**Task description:**
In full and without edits, write out the data that follows.

**Listed records:**
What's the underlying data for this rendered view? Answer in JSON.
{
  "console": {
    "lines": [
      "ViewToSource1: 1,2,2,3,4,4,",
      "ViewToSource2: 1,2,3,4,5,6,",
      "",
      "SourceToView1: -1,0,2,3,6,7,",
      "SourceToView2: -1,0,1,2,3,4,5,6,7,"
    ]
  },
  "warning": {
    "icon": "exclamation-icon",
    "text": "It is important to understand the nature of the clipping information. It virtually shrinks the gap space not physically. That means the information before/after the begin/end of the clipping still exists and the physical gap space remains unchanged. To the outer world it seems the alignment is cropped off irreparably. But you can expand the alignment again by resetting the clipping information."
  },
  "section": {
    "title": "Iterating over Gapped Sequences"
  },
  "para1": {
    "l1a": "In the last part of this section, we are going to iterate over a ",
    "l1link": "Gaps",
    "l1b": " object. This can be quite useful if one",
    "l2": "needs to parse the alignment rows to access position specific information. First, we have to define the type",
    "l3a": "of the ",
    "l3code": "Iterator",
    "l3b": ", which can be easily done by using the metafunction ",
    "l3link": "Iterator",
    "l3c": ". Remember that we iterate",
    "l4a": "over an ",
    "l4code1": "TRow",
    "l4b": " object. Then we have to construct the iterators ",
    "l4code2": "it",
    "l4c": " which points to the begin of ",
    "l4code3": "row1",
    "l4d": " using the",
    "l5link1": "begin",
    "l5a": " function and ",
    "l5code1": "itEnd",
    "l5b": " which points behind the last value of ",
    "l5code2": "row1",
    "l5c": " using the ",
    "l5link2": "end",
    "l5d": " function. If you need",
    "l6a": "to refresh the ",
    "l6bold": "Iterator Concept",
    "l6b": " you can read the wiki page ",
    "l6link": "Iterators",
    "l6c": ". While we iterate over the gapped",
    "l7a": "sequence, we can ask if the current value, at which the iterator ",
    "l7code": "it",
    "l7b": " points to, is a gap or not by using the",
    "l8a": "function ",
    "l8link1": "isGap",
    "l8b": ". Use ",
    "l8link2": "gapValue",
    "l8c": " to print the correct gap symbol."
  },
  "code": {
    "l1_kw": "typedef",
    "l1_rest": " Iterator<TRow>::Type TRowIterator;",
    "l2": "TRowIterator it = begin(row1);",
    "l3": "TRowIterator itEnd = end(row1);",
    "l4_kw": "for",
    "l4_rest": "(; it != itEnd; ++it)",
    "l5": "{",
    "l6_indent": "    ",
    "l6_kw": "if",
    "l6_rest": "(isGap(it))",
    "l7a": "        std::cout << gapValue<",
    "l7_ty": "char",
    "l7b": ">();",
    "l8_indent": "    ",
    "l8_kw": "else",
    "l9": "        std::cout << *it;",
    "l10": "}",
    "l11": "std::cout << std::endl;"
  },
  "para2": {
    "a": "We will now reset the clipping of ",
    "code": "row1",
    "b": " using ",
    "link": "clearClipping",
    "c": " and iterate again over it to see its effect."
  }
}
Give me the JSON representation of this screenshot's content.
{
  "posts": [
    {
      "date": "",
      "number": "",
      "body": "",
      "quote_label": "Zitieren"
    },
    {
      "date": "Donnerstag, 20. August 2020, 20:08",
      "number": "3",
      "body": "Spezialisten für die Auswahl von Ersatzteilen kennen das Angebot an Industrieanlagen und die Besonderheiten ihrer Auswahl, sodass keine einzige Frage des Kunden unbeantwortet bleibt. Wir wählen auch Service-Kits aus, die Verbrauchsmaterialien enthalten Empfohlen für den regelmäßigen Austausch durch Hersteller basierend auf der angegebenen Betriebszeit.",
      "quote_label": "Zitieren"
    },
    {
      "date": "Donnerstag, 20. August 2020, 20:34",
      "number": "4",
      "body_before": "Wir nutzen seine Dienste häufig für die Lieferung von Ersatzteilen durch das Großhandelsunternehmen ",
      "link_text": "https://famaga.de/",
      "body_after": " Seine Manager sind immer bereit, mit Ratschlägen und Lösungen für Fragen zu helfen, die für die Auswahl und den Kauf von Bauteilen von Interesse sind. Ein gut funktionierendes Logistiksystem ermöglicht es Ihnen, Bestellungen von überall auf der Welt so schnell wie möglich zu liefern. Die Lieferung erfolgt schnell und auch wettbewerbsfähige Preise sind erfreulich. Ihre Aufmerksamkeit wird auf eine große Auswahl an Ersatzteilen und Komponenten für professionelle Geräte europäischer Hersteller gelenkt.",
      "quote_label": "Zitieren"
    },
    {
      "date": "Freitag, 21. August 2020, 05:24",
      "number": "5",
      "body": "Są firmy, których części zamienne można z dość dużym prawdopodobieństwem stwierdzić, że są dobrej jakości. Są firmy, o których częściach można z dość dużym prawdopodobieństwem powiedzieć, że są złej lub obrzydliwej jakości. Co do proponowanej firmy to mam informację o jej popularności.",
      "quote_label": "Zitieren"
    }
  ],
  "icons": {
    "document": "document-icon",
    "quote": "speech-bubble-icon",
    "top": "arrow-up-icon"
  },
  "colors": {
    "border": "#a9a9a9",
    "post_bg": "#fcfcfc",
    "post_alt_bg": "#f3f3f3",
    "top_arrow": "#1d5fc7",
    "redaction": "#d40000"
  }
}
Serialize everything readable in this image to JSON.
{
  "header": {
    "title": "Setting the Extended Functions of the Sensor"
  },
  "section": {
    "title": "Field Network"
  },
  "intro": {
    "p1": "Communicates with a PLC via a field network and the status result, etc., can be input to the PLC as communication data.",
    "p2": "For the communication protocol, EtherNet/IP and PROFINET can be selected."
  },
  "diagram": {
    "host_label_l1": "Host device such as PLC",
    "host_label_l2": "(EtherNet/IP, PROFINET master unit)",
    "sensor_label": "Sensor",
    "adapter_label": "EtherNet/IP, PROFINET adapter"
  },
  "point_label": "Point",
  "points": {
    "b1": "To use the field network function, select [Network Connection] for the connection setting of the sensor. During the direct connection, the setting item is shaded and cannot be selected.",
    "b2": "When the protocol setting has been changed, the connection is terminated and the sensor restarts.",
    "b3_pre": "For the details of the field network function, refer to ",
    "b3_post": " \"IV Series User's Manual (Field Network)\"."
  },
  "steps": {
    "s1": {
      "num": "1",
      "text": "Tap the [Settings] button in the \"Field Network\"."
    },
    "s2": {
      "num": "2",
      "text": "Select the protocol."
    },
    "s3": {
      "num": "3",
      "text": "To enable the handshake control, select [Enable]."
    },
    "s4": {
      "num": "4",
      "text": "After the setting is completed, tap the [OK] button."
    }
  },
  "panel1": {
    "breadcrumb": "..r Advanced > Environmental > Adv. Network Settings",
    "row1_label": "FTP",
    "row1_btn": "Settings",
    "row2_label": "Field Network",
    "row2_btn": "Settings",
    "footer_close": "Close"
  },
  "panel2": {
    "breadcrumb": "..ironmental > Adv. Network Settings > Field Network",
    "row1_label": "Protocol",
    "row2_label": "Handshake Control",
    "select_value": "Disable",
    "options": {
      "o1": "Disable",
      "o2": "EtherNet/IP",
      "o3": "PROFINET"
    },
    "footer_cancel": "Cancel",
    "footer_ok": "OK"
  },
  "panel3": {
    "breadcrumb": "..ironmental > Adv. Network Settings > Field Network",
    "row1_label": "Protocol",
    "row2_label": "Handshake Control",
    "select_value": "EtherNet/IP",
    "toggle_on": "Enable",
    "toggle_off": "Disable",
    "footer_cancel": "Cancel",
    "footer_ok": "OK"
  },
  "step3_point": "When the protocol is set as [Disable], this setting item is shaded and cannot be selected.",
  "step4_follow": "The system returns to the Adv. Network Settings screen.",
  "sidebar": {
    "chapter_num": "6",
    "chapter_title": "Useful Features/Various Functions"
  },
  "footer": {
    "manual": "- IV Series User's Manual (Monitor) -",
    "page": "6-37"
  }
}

**Problem solution:**
What's the underlying data for this rendered view? Answer in JSON.
{
  "console": {
    "lines": [
      "ViewToSource1: 1,2,2,3,4,4,",
      "ViewToSource2: 1,2,3,4,5,6,",
      "",
      "SourceToView1: -1,0,2,3,6,7,",
      "SourceToView2: -1,0,1,2,3,4,5,6,7,"
    ]
  },
  "warning": {
    "icon": "exclamation-icon",
    "text": "It is important to understand the nature of the clipping information. It virtually shrinks the gap space not physically. That means the information before/after the begin/end of the clipping still exists and the physical gap space remains unchanged. To the outer world it seems the alignment is cropped off irreparably. But you can expand the alignment again by resetting the clipping information."
  },
  "section": {
    "title": "Iterating over Gapped Sequences"
  },
  "para1": {
    "l1a": "In the last part of this section, we are going to iterate over a ",
    "l1link": "Gaps",
    "l1b": " object. This can be quite useful if one",
    "l2": "needs to parse the alignment rows to access position specific information. First, we have to define the type",
    "l3a": "of the ",
    "l3code": "Iterator",
    "l3b": ", which can be easily done by using the metafunction ",
    "l3link": "Iterator",
    "l3c": ". Remember that we iterate",
    "l4a": "over an ",
    "l4code1": "TRow",
    "l4b": " object. Then we have to construct the iterators ",
    "l4code2": "it",
    "l4c": " which points to the begin of ",
    "l4code3": "row1",
    "l4d": " using the",
    "l5link1": "begin",
    "l5a": " function and ",
    "l5code1": "itEnd",
    "l5b": " which points behind the last value of ",
    "l5code2": "row1",
    "l5c": " using the ",
    "l5link2": "end",
    "l5d": " function. If you need",
    "l6a": "to refresh the ",
    "l6bold": "Iterator Concept",
    "l6b": " you can read the wiki page ",
    "l6link": "Iterators",
    "l6c": ". While we iterate over the gapped",
    "l7a": "sequence, we can ask if the current value, at which the iterator ",
    "l7code": "it",
    "l7b": " points to, is a gap or not by using the",
    "l8a": "function ",
    "l8link1": "isGap",
    "l8b": ". Use ",
    "l8link2": "gapValue",
    "l8c": " to print the correct gap symbol."
  },
  "code": {
    "l1_kw": "typedef",
    "l1_rest": " Iterator<TRow>::Type TRowIterator;",
    "l2": "TRowIterator it = begin(row1);",
    "l3": "TRowIterator itEnd = end(row1);",
    "l4_kw": "for",
    "l4_rest": "(; it != itEnd; ++it)",
    "l5": "{",
    "l6_indent": "    ",
    "l6_kw": "if",
    "l6_rest": "(isGap(it))",
    "l7a": "        std::cout << gapValue<",
    "l7_ty": "char",
    "l7b": ">();",
    "l8_indent": "    ",
    "l8_kw": "else",
    "l9": "        std::cout << *it;",
    "l10": "}",
    "l11": "std::cout << std::endl;"
  },
  "para2": {
    "a": "We will now reset the clipping of ",
    "code": "row1",
    "b": " using ",
    "link": "clearClipping",
    "c": " and iterate again over it to see its effect."
  }
}
Give me the JSON representation of this screenshot's content.
{
  "posts": [
    {
      "date": "",
      "number": "",
      "body": "",
      "quote_label": "Zitieren"
    },
    {
      "date": "Donnerstag, 20. August 2020, 20:08",
      "number": "3",
      "body": "Spezialisten für die Auswahl von Ersatzteilen kennen das Angebot an Industrieanlagen und die Besonderheiten ihrer Auswahl, sodass keine einzige Frage des Kunden unbeantwortet bleibt. Wir wählen auch Service-Kits aus, die Verbrauchsmaterialien enthalten Empfohlen für den regelmäßigen Austausch durch Hersteller basierend auf der angegebenen Betriebszeit.",
      "quote_label": "Zitieren"
    },
    {
      "date": "Donnerstag, 20. August 2020, 20:34",
      "number": "4",
      "body_before": "Wir nutzen seine Dienste häufig für die Lieferung von Ersatzteilen durch das Großhandelsunternehmen ",
      "link_text": "https://famaga.de/",
      "body_after": " Seine Manager sind immer bereit, mit Ratschlägen und Lösungen für Fragen zu helfen, die für die Auswahl und den Kauf von Bauteilen von Interesse sind. Ein gut funktionierendes Logistiksystem ermöglicht es Ihnen, Bestellungen von überall auf der Welt so schnell wie möglich zu liefern. Die Lieferung erfolgt schnell und auch wettbewerbsfähige Preise sind erfreulich. Ihre Aufmerksamkeit wird auf eine große Auswahl an Ersatzteilen und Komponenten für professionelle Geräte europäischer Hersteller gelenkt.",
      "quote_label": "Zitieren"
    },
    {
      "date": "Freitag, 21. August 2020, 05:24",
      "number": "5",
      "body": "Są firmy, których części zamienne można z dość dużym prawdopodobieństwem stwierdzić, że są dobrej jakości. Są firmy, o których częściach można z dość dużym prawdopodobieństwem powiedzieć, że są złej lub obrzydliwej jakości. Co do proponowanej firmy to mam informację o jej popularności.",
      "quote_label": "Zitieren"
    }
  ],
  "icons": {
    "document": "document-icon",
    "quote": "speech-bubble-icon",
    "top": "arrow-up-icon"
  },
  "colors": {
    "border": "#a9a9a9",
    "post_bg": "#fcfcfc",
    "post_alt_bg": "#f3f3f3",
    "top_arrow": "#1d5fc7",
    "redaction": "#d40000"
  }
}
Serialize everything readable in this image to JSON.
{
  "header": {
    "title": "Setting the Extended Functions of the Sensor"
  },
  "section": {
    "title": "Field Network"
  },
  "intro": {
    "p1": "Communicates with a PLC via a field network and the status result, etc., can be input to the PLC as communication data.",
    "p2": "For the communication protocol, EtherNet/IP and PROFINET can be selected."
  },
  "diagram": {
    "host_label_l1": "Host device such as PLC",
    "host_label_l2": "(EtherNet/IP, PROFINET master unit)",
    "sensor_label": "Sensor",
    "adapter_label": "EtherNet/IP, PROFINET adapter"
  },
  "point_label": "Point",
  "points": {
    "b1": "To use the field network function, select [Network Connection] for the connection setting of the sensor. During the direct connection, the setting item is shaded and cannot be selected.",
    "b2": "When the protocol setting has been changed, the connection is terminated and the sensor restarts.",
    "b3_pre": "For the details of the field network function, refer to ",
    "b3_post": " \"IV Series User's Manual (Field Network)\"."
  },
  "steps": {
    "s1": {
      "num": "1",
      "text": "Tap the [Settings] button in the \"Field Network\"."
    },
    "s2": {
      "num": "2",
      "text": "Select the protocol."
    },
    "s3": {
      "num": "3",
      "text": "To enable the handshake control, select [Enable]."
    },
    "s4": {
      "num": "4",
      "text": "After the setting is completed, tap the [OK] button."
    }
  },
  "panel1": {
    "breadcrumb": "..r Advanced > Environmental > Adv. Network Settings",
    "row1_label": "FTP",
    "row1_btn": "Settings",
    "row2_label": "Field Network",
    "row2_btn": "Settings",
    "footer_close": "Close"
  },
  "panel2": {
    "breadcrumb": "..ironmental > Adv. Network Settings > Field Network",
    "row1_label": "Protocol",
    "row2_label": "Handshake Control",
    "select_value": "Disable",
    "options": {
      "o1": "Disable",
      "o2": "EtherNet/IP",
      "o3": "PROFINET"
    },
    "footer_cancel": "Cancel",
    "footer_ok": "OK"
  },
  "panel3": {
    "breadcrumb": "..ironmental > Adv. Network Settings > Field Network",
    "row1_label": "Protocol",
    "row2_label": "Handshake Control",
    "select_value": "EtherNet/IP",
    "toggle_on": "Enable",
    "toggle_off": "Disable",
    "footer_cancel": "Cancel",
    "footer_ok": "OK"
  },
  "step3_point": "When the protocol is set as [Disable], this setting item is shaded and cannot be selected.",
  "step4_follow": "The system returns to the Adv. Network Settings screen.",
  "sidebar": {
    "chapter_num": "6",
    "chapter_title": "Useful Features/Various Functions"
  },
  "footer": {
    "manual": "- IV Series User's Manual (Monitor) -",
    "page": "6-37"
  }
}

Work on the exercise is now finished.